#### [Problem statement]
When a line in the listing contains the string "font", pick it out and copy it.

■ ■ ■ ■

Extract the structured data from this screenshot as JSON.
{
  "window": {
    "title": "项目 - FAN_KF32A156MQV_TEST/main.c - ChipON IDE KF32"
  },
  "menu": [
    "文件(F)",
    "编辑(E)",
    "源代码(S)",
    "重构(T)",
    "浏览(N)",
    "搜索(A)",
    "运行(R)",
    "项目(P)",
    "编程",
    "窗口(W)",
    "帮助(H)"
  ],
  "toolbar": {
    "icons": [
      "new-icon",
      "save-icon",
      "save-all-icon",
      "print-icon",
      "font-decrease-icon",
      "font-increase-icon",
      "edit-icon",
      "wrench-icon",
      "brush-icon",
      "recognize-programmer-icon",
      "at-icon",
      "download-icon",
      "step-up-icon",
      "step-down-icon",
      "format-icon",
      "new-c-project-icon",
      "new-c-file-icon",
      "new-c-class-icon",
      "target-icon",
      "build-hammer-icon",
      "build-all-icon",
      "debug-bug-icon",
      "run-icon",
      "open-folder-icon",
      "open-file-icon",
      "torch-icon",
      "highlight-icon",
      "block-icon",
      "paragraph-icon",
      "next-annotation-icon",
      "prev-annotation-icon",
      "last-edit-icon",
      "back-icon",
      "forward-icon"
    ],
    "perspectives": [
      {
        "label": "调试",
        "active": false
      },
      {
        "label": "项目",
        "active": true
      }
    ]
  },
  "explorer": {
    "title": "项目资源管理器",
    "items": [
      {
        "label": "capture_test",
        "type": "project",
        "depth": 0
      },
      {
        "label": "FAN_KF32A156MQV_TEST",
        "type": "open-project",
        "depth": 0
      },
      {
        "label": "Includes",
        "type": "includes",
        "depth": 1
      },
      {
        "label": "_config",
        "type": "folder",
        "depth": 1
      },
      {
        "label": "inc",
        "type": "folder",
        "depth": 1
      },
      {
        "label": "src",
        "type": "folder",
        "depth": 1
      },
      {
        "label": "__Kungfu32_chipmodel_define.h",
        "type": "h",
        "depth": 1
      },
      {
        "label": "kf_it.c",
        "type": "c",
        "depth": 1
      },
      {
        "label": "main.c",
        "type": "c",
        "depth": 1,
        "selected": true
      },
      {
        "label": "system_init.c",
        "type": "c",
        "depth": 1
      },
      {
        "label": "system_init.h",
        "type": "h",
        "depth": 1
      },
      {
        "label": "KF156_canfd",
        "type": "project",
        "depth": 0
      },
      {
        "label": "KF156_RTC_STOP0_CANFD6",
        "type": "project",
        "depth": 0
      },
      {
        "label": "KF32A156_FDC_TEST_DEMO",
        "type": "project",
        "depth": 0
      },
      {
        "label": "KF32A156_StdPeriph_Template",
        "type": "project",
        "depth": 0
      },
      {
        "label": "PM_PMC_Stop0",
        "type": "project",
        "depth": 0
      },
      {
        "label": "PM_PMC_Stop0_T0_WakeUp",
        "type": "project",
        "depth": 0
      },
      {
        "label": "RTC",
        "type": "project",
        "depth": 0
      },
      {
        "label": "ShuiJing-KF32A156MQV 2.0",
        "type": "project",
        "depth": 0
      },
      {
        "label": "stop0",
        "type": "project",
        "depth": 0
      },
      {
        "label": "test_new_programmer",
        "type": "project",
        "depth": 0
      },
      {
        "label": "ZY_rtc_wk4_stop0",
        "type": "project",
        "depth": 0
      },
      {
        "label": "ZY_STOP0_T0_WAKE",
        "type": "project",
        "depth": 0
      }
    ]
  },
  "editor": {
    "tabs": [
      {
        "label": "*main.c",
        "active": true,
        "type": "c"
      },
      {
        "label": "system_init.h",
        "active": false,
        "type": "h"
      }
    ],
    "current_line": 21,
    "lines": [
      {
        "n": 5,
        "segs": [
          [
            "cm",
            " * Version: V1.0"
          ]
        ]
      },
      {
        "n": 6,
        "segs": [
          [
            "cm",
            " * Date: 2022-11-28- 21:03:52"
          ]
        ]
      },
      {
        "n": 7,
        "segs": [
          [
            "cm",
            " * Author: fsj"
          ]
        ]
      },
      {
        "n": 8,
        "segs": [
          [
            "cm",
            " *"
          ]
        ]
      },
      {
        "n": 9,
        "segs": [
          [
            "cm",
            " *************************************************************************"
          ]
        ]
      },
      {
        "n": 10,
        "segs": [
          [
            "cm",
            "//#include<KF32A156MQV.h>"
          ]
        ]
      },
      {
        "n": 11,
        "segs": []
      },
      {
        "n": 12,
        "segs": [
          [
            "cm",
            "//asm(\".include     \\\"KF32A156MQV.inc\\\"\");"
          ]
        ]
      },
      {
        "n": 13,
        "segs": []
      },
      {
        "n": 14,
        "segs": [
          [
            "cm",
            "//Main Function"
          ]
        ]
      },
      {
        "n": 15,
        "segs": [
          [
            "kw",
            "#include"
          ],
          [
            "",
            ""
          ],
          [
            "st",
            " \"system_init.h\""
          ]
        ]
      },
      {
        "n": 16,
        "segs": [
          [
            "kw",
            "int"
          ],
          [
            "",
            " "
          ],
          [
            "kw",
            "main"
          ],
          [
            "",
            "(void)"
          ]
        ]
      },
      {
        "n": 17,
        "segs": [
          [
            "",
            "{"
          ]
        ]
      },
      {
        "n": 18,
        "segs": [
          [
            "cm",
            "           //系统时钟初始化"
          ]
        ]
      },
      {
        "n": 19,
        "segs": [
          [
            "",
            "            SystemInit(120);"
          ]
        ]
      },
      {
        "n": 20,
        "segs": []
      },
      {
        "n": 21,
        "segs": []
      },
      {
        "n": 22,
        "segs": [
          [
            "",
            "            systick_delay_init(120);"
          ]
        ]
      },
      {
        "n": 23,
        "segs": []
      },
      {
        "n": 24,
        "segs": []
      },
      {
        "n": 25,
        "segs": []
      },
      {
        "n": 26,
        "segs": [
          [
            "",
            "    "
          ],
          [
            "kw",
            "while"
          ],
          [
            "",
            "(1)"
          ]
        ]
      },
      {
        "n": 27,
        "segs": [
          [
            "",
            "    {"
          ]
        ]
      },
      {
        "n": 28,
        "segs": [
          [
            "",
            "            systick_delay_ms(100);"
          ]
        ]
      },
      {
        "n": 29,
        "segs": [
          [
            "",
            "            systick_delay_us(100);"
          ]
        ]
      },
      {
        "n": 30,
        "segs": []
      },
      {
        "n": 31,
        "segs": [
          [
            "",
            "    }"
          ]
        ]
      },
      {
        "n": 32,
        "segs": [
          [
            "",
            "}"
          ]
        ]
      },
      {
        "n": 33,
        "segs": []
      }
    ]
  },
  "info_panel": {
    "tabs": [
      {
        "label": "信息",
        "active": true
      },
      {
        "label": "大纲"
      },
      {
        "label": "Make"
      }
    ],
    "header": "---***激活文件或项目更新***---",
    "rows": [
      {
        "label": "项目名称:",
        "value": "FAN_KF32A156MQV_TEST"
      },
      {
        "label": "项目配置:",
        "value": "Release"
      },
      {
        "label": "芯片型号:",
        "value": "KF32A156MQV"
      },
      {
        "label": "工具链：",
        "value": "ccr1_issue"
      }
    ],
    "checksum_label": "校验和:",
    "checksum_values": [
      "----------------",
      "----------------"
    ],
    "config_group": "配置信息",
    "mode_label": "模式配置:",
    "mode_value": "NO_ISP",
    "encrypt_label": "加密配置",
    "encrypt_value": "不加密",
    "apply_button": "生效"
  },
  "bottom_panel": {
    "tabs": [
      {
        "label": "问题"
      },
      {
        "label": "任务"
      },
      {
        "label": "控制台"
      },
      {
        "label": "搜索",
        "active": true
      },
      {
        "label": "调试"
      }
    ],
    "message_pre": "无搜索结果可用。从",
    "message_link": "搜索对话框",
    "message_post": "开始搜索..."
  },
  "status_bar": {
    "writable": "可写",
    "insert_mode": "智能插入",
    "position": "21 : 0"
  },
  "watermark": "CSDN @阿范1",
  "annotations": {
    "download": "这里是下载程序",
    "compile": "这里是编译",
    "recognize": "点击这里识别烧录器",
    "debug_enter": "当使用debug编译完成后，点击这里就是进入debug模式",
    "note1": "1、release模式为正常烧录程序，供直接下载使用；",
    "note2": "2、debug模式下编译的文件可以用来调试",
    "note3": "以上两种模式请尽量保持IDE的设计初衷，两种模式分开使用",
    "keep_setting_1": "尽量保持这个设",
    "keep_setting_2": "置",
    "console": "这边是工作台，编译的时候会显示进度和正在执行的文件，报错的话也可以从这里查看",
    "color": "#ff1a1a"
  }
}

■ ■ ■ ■

#### [Answer space]
      "font-decrease-icon",
      "font-increase-icon",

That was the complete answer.